• **REQUIRED ACTION**: Your task is to return the listing below word for word, without any of its images.

• **PROVIDED DATA**:
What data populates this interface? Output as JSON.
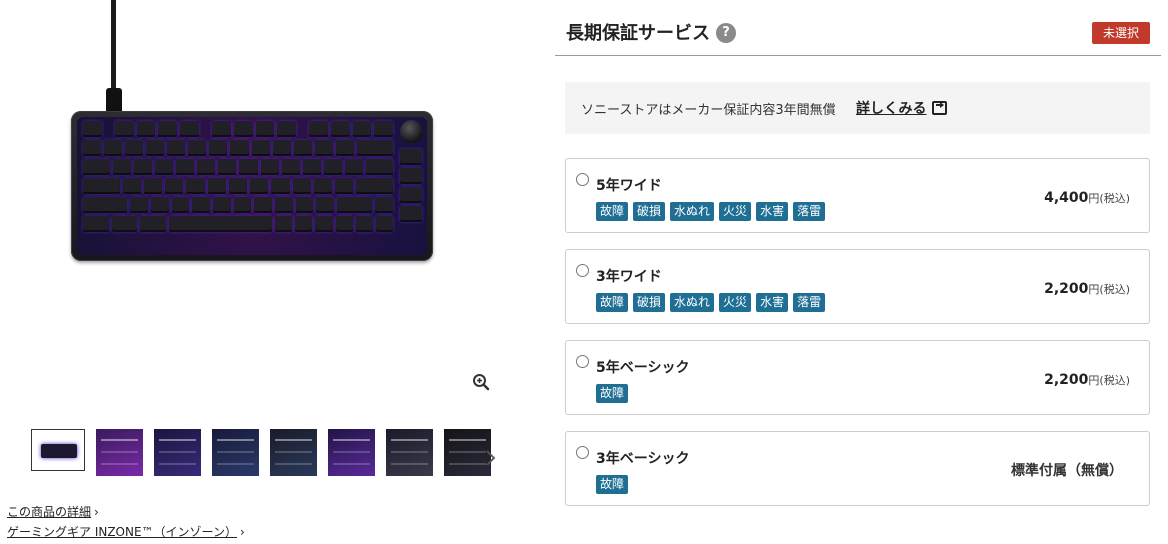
{
  "thumbnails": {
    "items": [
      {
        "name": "keyboard",
        "colors": [
          "#ffffff",
          "#2a1e6a"
        ]
      },
      {
        "name": "keyboard-purple",
        "colors": [
          "#3a1a5e",
          "#7a2aa8"
        ]
      },
      {
        "name": "feature-1",
        "colors": [
          "#1a1640",
          "#3a2a7a"
        ]
      },
      {
        "name": "feature-2",
        "colors": [
          "#181a3a",
          "#2b3a6a"
        ]
      },
      {
        "name": "feature-3",
        "colors": [
          "#1a1a2a",
          "#2a3a5a"
        ]
      },
      {
        "name": "feature-4",
        "colors": [
          "#221446",
          "#5a2a9a"
        ]
      },
      {
        "name": "feature-5",
        "colors": [
          "#1a1a2a",
          "#3a3a4a"
        ]
      },
      {
        "name": "feature-6",
        "colors": [
          "#141418",
          "#2a2a3a"
        ]
      }
    ]
  },
  "links": {
    "product_detail": "この商品の詳細",
    "category": "ゲーミングギア INZONE™（インゾーン）"
  },
  "warranty": {
    "title": "長期保証サービス",
    "help_symbol": "?",
    "status": "未選択",
    "info_text": "ソニーストアはメーカー保証内容3年間無償",
    "info_link": "詳しくみる",
    "options": [
      {
        "name": "5年ワイド",
        "tags": [
          "故障",
          "破損",
          "水ぬれ",
          "火災",
          "水害",
          "落雷"
        ],
        "price": "4,400",
        "price_unit": "円(税込)"
      },
      {
        "name": "3年ワイド",
        "tags": [
          "故障",
          "破損",
          "水ぬれ",
          "火災",
          "水害",
          "落雷"
        ],
        "price": "2,200",
        "price_unit": "円(税込)"
      },
      {
        "name": "5年ベーシック",
        "tags": [
          "故障"
        ],
        "price": "2,200",
        "price_unit": "円(税込)"
      },
      {
        "name": "3年ベーシック",
        "tags": [
          "故障"
        ],
        "standard": "標準付属（無償）"
      }
    ]
  },
  "colors": {
    "badge_red": "#c0392b",
    "tag_blue": "#1f6e94",
    "info_bg": "#f4f4f4"
  }
}
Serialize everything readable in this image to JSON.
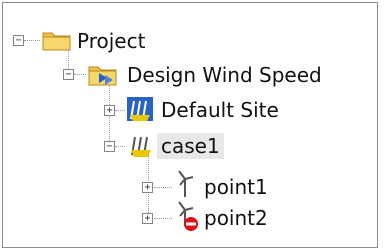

• **WORKED SOLUTION**:
What data populates this interface? Output as JSON.
{
  "thumbnails": {
    "items": [
      {
        "name": "keyboard",
        "colors": [
          "#ffffff",
          "#2a1e6a"
        ]
      },
      {
        "name": "keyboard-purple",
        "colors": [
          "#3a1a5e",
          "#7a2aa8"
        ]
      },
      {
        "name": "feature-1",
        "colors": [
          "#1a1640",
          "#3a2a7a"
        ]
      },
      {
        "name": "feature-2",
        "colors": [
          "#181a3a",
          "#2b3a6a"
        ]
      },
      {
        "name": "feature-3",
        "colors": [
          "#1a1a2a",
          "#2a3a5a"
        ]
      },
      {
        "name": "feature-4",
        "colors": [
          "#221446",
          "#5a2a9a"
        ]
      },
      {
        "name": "feature-5",
        "colors": [
          "#1a1a2a",
          "#3a3a4a"
        ]
      },
      {
        "name": "feature-6",
        "colors": [
          "#141418",
          "#2a2a3a"
        ]
      }
    ]
  },
  "links": {
    "product_detail": "この商品の詳細",
    "category": "ゲーミングギア INZONE™（インゾーン）"
  },
  "warranty": {
    "title": "長期保証サービス",
    "help_symbol": "?",
    "status": "未選択",
    "info_text": "ソニーストアはメーカー保証内容3年間無償",
    "info_link": "詳しくみる",
    "options": [
      {
        "name": "5年ワイド",
        "tags": [
          "故障",
          "破損",
          "水ぬれ",
          "火災",
          "水害",
          "落雷"
        ],
        "price": "4,400",
        "price_unit": "円(税込)"
      },
      {
        "name": "3年ワイド",
        "tags": [
          "故障",
          "破損",
          "水ぬれ",
          "火災",
          "水害",
          "落雷"
        ],
        "price": "2,200",
        "price_unit": "円(税込)"
      },
      {
        "name": "5年ベーシック",
        "tags": [
          "故障"
        ],
        "price": "2,200",
        "price_unit": "円(税込)"
      },
      {
        "name": "3年ベーシック",
        "tags": [
          "故障"
        ],
        "standard": "標準付属（無償）"
      }
    ]
  },
  "colors": {
    "badge_red": "#c0392b",
    "tag_blue": "#1f6e94",
    "info_bg": "#f4f4f4"
  }
}
Serialize everything readable in this image to JSON.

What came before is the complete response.